To start my response, I’d like to share a quote that resonated with me from the end of the chapter. “The storytelling process is a journey.” This entire course has felt like a journey centered around reflection and personal growth. I have learned a lot about the elements of storytelling, especially through this piece of text, but I’ve also learned a lot about myself.
Sharing your story (step 7) requires the storyteller to be vulnerable. We have to be open to share our story in a way that our audience can connect to. Thinking about our purpose and intention for sharing and WHO we are sharing with, can really shift what layers of ourselves we reveal. This also ties in directly with Step 2: Owning Your Emotions. Being vulnerable in the process means that we have to be transparent with our feelings. The more we can share our true experiences the better our audience can connect with us.

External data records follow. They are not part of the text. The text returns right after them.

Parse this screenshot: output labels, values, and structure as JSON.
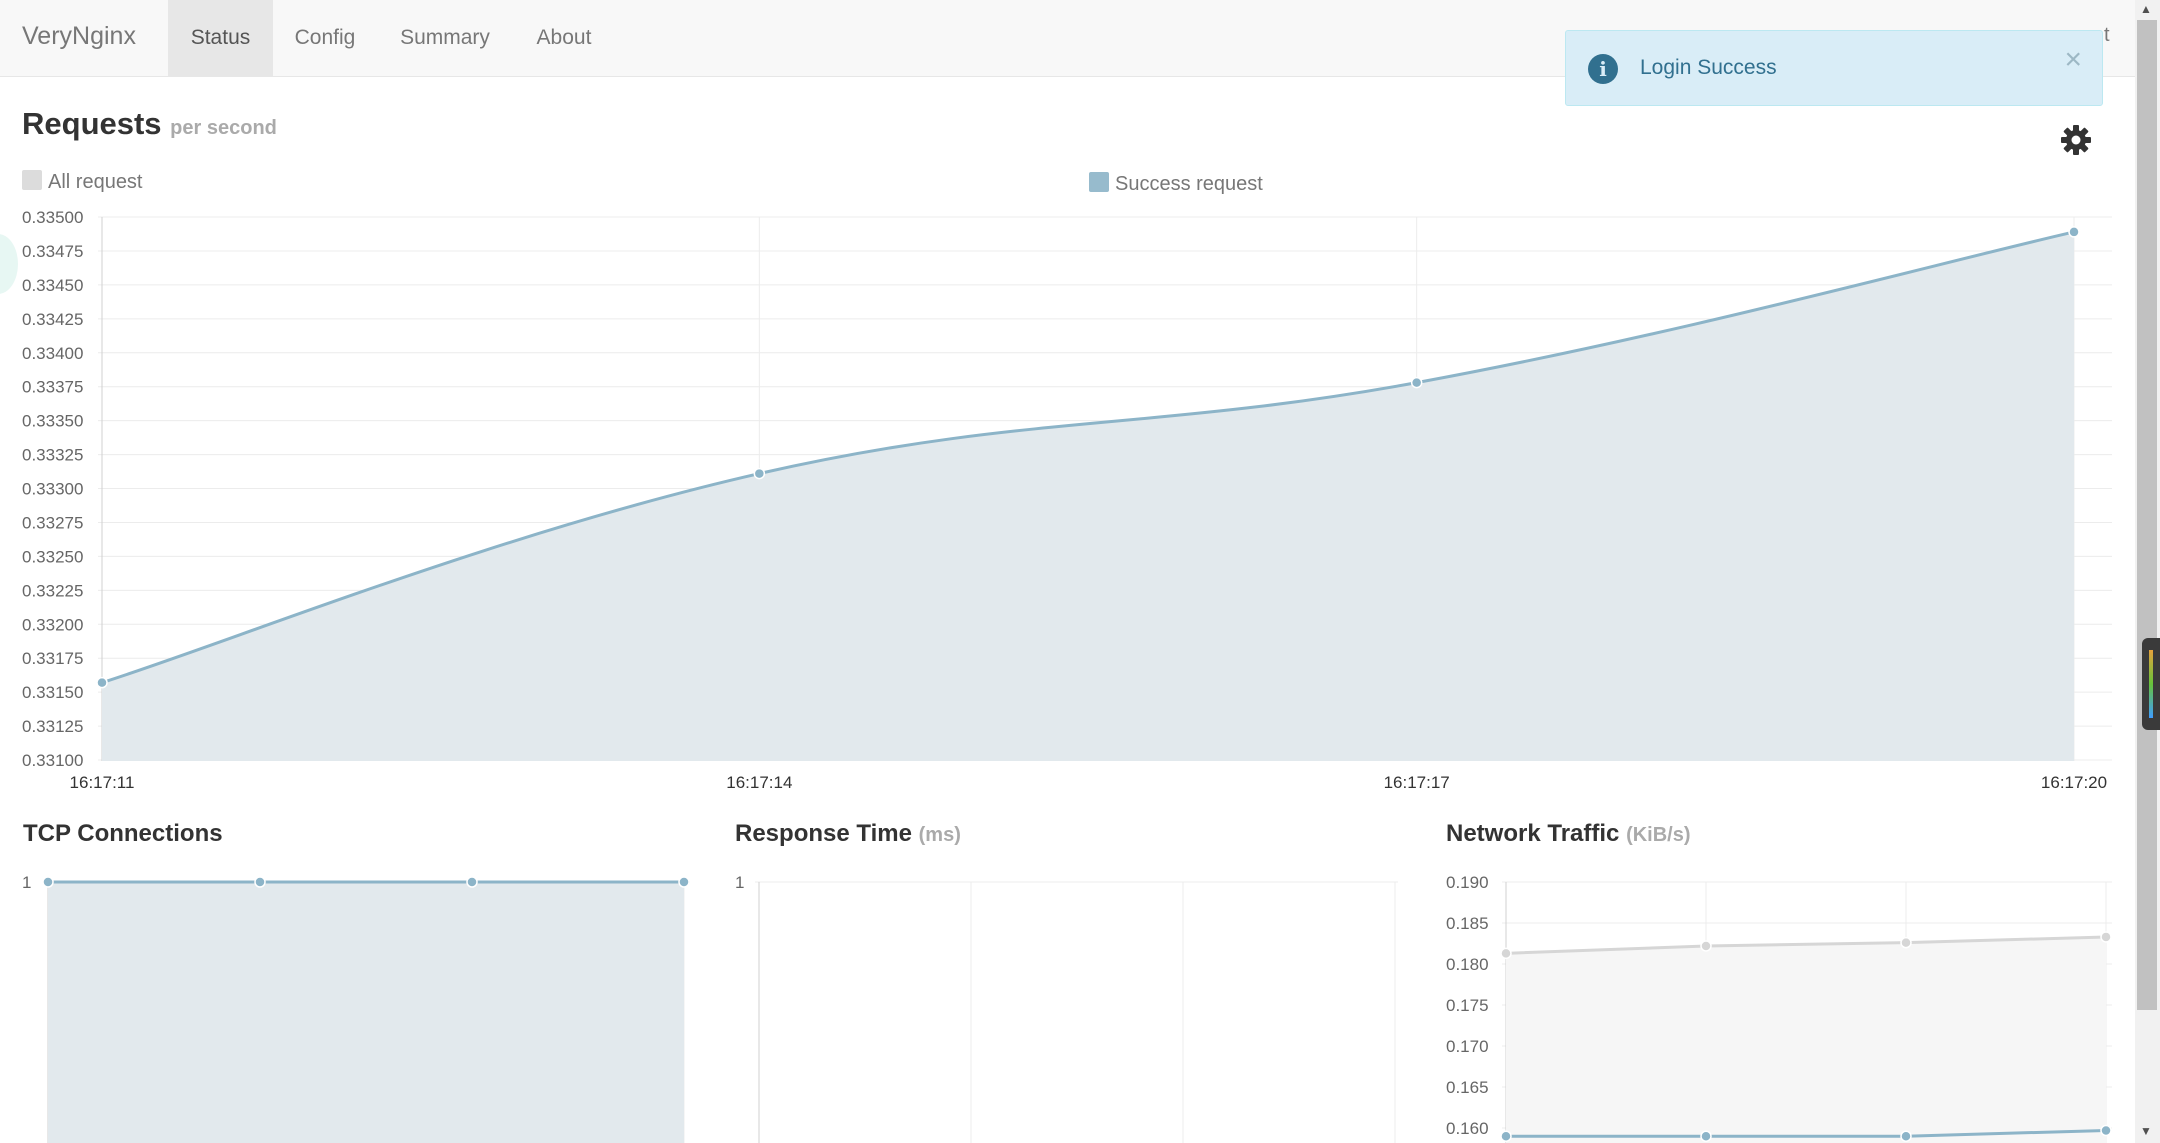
{
  "navbar": {
    "brand": "VeryNginx",
    "items": [
      {
        "label": "Status",
        "active": true
      },
      {
        "label": "Config",
        "active": false
      },
      {
        "label": "Summary",
        "active": false
      },
      {
        "label": "About",
        "active": false
      }
    ],
    "right_text": "t"
  },
  "alert": {
    "message": "Login Success",
    "icon": "info-circle-icon",
    "close": "×"
  },
  "colors": {
    "series_blue": "#8cb4c8",
    "series_fill": "#e2e9ed",
    "grey_series": "#d6d6d6",
    "alert_bg": "#d9edf7",
    "alert_text": "#31708f"
  },
  "requests": {
    "title": "Requests",
    "subtitle": "per second",
    "legend": [
      {
        "label": "All request",
        "color": "#dcdcdc"
      },
      {
        "label": "Success request",
        "color": "#97bbcd"
      }
    ]
  },
  "tcp": {
    "title": "TCP Connections",
    "subtitle": ""
  },
  "response": {
    "title": "Response Time",
    "subtitle": "(ms)"
  },
  "traffic": {
    "title": "Network Traffic",
    "subtitle": "(KiB/s)"
  },
  "chart_data": [
    {
      "id": "requests",
      "type": "area",
      "x": [
        "16:17:11",
        "16:17:14",
        "16:17:17",
        "16:17:20"
      ],
      "series": [
        {
          "name": "Success request",
          "values": [
            0.33157,
            0.33311,
            0.33378,
            0.33489
          ]
        }
      ],
      "ylim": [
        0.331,
        0.335
      ],
      "yticks": [
        "0.33500",
        "0.33475",
        "0.33450",
        "0.33425",
        "0.33400",
        "0.33375",
        "0.33350",
        "0.33325",
        "0.33300",
        "0.33275",
        "0.33250",
        "0.33225",
        "0.33200",
        "0.33175",
        "0.33150",
        "0.33125",
        "0.33100"
      ],
      "grid": true
    },
    {
      "id": "tcp",
      "type": "area",
      "x": [
        "",
        "",
        "",
        ""
      ],
      "series": [
        {
          "values": [
            1,
            1,
            1,
            1
          ]
        }
      ],
      "yticks": [
        "1"
      ],
      "grid": true
    },
    {
      "id": "response",
      "type": "line",
      "x": [
        "",
        "",
        "",
        ""
      ],
      "series": [],
      "yticks": [
        "1"
      ],
      "grid": true
    },
    {
      "id": "traffic",
      "type": "line",
      "x": [
        "",
        "",
        "",
        ""
      ],
      "series": [
        {
          "values": [
            0.1813,
            0.1822,
            0.1826,
            0.1833
          ]
        },
        {
          "values": [
            0.159,
            0.159,
            0.159,
            0.1597
          ]
        }
      ],
      "ylim": [
        0.16,
        0.19
      ],
      "yticks": [
        "0.190",
        "0.185",
        "0.180",
        "0.175",
        "0.170",
        "0.165",
        "0.160"
      ],
      "grid": true
    }
  ]
}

There’s a power behind music that I really enjoy. Lyrics and music have always spoke to me in a way that normal conversation doesn’t. I find myself searching for the meanings behind songs, and happily make assumptions when it isn’t widely shared. For this reason specifically, I believe that song choice can make or break a story. This is the same for the tone of voice from the reader (Step 5). Throughout this course, I’ve found myself instantly clicking away from a story when I’m not initially attracted to the voice or sound.
Similar to the sound, the images can make or break a story for me (Step 4). “Well-chosen images act as mediators between the narrative and the audience.” When images are well-chosen, I’m able to make connections to the story that I may not have otherwise. While I love music, I truly am a visual learner, so it’s important for me to make sense of the story in a way that I can see. “The images you choose and the way you combine them will work to create additional layers of meaning.” That is so true for the way I both design and interpret digital stories.
“…at some moment in your life, change came to you or you went towards change.” This quote really spoke to me, in multiple ways. First, it makes sense to identify these times in our lives as an opportunity to tell a story (Step 3). But more importantly, this quote is exactly what I’ve been trying to uncover in my theme for this course. Reflecting in those moments of change, determining which path is the right one to take, and how to anticipate the change earlier are all questions that I’ve attempted to answer.
The idea of Show, Don’t Tell was something I used with my class when I was teaching. This strategy was critical in pushing students to add more sensory components to stories. Once just that one element was infused, their stories transformed. I also saw my students learn to love writing through showing, instead of telling. For some, it was easier for them to write about the experience, rather than the literal interpretation.